PROVIDED DATA →
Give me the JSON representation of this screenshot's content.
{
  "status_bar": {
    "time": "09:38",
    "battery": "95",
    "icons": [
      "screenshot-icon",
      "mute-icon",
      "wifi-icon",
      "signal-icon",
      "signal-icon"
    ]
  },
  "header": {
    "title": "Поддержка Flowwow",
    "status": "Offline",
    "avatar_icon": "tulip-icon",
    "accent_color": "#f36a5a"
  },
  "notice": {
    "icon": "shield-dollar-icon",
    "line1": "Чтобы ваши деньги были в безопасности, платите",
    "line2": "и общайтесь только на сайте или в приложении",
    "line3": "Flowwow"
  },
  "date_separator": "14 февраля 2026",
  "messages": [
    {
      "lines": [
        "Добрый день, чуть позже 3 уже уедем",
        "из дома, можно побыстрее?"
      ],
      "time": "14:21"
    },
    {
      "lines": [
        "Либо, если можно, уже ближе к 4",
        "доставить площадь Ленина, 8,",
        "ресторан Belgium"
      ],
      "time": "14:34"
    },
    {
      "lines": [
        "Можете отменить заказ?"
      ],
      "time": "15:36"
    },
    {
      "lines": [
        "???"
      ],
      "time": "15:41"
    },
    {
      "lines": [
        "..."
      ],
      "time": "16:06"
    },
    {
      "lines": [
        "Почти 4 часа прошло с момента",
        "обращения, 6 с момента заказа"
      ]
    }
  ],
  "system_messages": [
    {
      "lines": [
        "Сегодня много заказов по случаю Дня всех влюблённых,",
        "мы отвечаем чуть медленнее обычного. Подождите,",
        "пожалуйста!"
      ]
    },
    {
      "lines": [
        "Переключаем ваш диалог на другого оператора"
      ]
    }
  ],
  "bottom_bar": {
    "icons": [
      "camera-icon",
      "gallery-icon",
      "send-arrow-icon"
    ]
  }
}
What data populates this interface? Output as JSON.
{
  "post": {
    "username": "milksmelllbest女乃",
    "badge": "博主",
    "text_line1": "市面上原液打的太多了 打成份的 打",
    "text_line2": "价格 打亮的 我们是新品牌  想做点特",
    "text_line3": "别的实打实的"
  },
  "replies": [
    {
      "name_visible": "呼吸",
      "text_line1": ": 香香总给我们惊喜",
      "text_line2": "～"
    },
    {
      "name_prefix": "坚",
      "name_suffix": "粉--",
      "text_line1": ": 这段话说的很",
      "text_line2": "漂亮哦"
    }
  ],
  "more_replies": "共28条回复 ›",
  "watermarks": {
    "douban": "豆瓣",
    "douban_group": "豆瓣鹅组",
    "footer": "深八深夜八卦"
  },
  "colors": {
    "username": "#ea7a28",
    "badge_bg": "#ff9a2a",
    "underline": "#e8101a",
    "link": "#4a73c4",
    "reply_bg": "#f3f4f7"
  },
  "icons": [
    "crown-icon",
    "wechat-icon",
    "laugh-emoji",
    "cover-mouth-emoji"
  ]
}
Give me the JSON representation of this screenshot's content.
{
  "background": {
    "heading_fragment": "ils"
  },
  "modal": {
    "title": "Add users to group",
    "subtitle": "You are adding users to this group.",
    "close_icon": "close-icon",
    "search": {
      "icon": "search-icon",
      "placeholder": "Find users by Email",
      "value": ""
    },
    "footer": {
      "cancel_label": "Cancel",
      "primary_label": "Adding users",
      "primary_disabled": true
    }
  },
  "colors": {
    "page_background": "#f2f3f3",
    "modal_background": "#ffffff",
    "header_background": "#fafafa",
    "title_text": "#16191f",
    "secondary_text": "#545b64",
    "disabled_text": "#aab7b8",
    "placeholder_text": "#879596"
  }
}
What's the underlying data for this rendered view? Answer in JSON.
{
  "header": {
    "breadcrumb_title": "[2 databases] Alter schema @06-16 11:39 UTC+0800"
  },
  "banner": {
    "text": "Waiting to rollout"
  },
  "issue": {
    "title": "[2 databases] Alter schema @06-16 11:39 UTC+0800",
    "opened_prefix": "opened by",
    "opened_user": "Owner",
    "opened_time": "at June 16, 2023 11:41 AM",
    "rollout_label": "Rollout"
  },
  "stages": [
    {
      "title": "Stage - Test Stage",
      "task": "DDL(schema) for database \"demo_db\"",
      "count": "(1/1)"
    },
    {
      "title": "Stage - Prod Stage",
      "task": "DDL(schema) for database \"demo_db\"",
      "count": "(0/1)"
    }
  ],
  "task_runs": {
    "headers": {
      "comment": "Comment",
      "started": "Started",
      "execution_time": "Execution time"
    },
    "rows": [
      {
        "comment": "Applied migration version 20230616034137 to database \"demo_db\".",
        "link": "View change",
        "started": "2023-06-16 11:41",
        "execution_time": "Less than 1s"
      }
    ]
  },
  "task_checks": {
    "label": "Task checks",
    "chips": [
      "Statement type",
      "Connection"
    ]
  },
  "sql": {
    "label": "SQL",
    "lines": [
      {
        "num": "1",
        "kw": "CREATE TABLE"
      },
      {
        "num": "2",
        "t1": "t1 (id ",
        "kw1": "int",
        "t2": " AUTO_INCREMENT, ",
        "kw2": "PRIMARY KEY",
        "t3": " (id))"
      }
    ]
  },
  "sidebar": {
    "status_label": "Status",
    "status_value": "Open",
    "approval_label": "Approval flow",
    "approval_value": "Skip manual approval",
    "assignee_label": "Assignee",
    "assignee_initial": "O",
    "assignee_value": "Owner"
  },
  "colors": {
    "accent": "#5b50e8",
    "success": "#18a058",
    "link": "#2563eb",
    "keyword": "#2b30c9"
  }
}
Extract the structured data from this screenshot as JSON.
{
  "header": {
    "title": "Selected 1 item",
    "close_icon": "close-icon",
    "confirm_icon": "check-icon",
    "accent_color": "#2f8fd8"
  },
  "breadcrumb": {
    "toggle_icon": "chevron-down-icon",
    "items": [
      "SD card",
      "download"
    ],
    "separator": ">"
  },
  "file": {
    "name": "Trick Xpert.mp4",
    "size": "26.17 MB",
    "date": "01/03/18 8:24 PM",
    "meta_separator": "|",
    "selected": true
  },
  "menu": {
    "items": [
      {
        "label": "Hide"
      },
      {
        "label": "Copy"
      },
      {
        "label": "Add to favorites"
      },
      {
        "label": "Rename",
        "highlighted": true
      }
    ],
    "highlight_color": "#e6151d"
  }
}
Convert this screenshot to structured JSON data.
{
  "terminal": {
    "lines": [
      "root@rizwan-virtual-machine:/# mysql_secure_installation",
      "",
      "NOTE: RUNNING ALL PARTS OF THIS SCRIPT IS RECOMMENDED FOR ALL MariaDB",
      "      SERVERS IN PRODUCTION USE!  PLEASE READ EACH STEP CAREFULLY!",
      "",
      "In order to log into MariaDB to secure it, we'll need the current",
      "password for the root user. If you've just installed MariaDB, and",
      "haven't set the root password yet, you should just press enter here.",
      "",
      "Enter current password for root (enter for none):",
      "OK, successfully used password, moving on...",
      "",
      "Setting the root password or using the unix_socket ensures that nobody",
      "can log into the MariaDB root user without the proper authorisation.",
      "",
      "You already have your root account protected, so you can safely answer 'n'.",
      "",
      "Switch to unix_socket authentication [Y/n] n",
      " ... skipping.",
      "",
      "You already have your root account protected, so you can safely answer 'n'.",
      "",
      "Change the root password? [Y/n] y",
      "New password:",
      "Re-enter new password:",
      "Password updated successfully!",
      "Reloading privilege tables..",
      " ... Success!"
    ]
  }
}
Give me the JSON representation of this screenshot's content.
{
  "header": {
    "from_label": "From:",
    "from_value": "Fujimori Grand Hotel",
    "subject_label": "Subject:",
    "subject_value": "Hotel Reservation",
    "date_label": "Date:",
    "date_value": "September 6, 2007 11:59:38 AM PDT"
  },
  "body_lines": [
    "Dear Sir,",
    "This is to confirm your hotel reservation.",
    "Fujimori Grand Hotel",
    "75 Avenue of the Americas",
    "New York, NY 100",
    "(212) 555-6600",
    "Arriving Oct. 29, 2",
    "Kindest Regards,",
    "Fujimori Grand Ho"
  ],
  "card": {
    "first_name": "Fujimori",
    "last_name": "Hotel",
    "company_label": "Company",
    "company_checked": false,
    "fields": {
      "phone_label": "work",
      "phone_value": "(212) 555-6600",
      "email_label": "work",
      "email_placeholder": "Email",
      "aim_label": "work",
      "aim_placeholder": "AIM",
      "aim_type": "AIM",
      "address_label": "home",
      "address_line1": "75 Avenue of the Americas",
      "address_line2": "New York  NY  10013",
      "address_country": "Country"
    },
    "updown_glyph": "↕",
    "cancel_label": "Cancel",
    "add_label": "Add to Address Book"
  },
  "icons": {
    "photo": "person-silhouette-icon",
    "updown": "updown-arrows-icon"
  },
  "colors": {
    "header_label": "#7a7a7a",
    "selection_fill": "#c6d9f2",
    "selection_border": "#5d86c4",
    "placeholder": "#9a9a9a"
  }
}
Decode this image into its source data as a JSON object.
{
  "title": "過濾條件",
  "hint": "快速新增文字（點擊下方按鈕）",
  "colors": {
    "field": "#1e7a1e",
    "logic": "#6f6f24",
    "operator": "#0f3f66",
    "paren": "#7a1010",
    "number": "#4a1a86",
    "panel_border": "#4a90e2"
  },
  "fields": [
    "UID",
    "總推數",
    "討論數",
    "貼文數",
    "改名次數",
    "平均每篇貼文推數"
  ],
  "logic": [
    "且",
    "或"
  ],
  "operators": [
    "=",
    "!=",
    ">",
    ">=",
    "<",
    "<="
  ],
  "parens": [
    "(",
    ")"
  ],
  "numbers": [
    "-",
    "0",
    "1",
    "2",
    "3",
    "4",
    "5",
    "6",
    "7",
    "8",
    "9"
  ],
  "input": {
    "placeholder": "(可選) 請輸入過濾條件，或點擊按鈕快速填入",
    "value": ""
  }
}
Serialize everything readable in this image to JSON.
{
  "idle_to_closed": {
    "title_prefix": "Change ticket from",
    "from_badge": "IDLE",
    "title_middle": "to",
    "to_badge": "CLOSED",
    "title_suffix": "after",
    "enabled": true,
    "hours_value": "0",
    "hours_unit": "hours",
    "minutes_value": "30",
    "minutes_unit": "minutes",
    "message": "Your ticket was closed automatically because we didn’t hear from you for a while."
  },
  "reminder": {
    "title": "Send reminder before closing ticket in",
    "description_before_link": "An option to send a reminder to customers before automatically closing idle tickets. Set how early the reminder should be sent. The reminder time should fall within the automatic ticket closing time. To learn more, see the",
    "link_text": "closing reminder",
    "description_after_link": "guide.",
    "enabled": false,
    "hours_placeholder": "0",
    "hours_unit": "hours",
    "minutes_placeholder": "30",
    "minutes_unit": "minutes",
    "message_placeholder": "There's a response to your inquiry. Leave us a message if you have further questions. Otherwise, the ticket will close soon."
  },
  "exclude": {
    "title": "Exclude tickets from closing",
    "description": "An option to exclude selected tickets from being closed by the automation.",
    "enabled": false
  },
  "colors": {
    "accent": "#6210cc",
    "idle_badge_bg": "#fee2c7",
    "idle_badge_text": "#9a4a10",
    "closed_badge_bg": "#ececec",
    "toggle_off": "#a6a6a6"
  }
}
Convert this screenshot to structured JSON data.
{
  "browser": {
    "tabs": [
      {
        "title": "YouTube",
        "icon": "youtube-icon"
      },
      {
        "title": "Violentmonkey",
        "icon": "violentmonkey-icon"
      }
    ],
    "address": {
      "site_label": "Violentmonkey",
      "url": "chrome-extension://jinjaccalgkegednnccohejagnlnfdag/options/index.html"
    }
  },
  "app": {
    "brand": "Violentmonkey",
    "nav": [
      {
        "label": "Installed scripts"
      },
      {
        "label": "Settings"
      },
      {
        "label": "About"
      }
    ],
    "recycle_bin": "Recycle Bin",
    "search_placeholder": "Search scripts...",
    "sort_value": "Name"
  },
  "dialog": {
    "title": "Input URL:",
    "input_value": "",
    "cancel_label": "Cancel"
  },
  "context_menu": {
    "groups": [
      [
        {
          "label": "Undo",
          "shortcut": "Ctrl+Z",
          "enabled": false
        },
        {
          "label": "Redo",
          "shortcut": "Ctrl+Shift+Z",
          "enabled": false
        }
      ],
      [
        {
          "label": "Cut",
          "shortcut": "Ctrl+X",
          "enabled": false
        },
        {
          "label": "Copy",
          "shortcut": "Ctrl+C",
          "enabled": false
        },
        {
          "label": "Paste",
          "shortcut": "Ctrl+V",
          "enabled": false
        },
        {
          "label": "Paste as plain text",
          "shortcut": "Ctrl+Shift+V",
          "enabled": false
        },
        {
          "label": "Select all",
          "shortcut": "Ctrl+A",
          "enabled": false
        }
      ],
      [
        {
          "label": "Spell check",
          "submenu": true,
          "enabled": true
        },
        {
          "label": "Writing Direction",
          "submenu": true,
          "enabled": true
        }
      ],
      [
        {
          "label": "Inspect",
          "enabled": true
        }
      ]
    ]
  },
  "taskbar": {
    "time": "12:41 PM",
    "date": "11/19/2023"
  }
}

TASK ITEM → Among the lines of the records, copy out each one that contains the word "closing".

WRITTEN REPLY →
    "title": "Send reminder before closing ticket in",
    "description_before_link": "An option to send a reminder to customers before automatically closing idle tickets. Set how early the reminder should be sent. The reminder time should fall within the automatic ticket closing time. To learn more, see the",
    "link_text": "closing reminder",
    "title": "Exclude tickets from closing",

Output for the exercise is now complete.